SOMETHING TO DO WITH PAYING ATTENTION by David Foster Wallace
Sometimes you have to ask yourself: am I a sucker? If, like me, you tend to lap up every drop of blood squeezed from the stone of a dead artist’s oeuvre then the answer is usually yes. This little novella by David Foster Wallace, lord of the ‘90s thinking dude-bro literary explosion, might just be the exception. Though contained in its entirety in The Pale King (which always felt like a ragged patchwork quilt to me) it was viewed by DFW as a discrete, finished work. So, excised from the larger novel, what are we to make of it?
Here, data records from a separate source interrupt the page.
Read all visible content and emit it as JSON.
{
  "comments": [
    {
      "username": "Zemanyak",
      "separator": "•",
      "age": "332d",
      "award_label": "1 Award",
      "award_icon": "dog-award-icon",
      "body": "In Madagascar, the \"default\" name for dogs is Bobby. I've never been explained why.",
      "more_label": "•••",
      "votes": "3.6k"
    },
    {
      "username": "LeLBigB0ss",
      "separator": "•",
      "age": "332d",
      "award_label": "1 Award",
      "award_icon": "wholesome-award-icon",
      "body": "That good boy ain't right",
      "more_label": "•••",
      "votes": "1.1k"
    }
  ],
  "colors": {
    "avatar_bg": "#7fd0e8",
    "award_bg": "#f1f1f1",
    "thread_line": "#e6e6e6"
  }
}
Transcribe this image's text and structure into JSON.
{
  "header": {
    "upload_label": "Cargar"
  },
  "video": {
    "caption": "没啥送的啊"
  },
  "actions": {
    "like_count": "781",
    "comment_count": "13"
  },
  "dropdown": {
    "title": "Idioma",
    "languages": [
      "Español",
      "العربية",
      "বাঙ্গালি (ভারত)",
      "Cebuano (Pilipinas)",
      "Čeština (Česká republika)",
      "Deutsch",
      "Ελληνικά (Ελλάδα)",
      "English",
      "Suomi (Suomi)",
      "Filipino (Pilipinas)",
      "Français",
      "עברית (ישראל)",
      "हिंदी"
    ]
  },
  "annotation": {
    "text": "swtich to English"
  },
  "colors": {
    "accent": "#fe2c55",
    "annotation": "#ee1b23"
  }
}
Something To Do… is the droney monologue of a self-confessed “wastoid” who, sometime in 1970s Chicago, accidentally stumbles into an Advanced Tax Law class which sets him on course for a career in the IRS. Grappling with the death of his father in a tragic (and absurd) train accident and dealing with its personal and legal fallout, he flits between hyper-descriptive horror and turgid bureaucratic banality. It’s quite the balancing act, one I struggled to get into at first, but that ultimately had me on board (so to speak). Or maybe I’m just a sucker.
Something To Do With Paying Attention by David Foster Wallace
McNally Editions, 2022